Monday, 3 October 2011

Italian poem No 5.


The eyes of David,
the eternal vigilante,
warn the approaching tourist
from beneath their jutting brow.
Stone cold flesh
glows palely in the sunlight.
Herakles is pausing for a moment
before he murders Cacus
and not far away
Judith, the Queen of Israel,
slits the throat
of one Holofernes,
while on his almost-Nouveau pedestal
the hero Perseus
holds up the frightful head
of the Medusa.
Thus of old
did Florence put on show
intolerance of tyrants!
Rising up before me,
brick on brick
and crowned with battlements and mighty tower
stands the Palazzo Vecchio,
home of the republic.
I pan my camera up the building-
just beneath the cornice is a row of shields,
and on each shield, an emblem.
Holding still, I zoom the image
and I read the word
proclaimed in letters gold
against an azure field.

That night 
at Barbara's cosy pensione 
I play my movie back, 
and it is there! 
I hear it every time; 
the voices coincide 
just as if I wrote a script! 
Above the general noises of the square, 
so faint and far away and yet so clear 
I hear a man's voice shouting, fierce and free- 
it cries 
and then again, 
pale as an echo and more high and wild 
a woman's voice cries 

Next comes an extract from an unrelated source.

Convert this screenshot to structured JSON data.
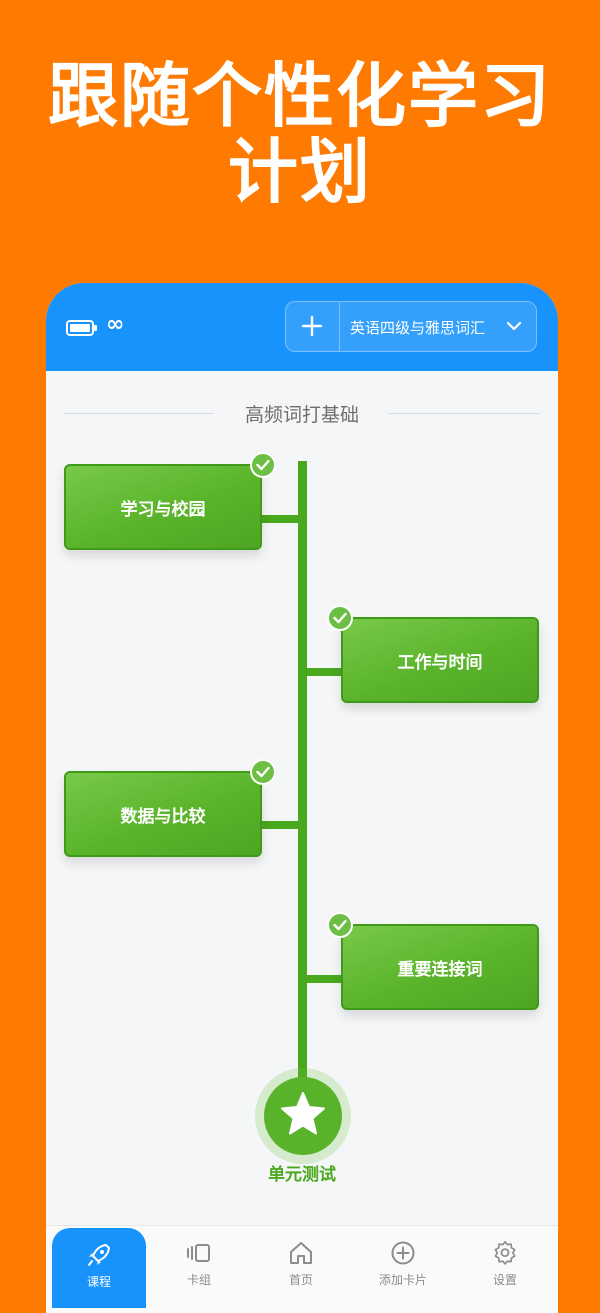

©Tamsyn Taylor 
 Picture: CC. Georges Jansoone, 2005, from Wikimedia Commons

No comments:

Post a Comment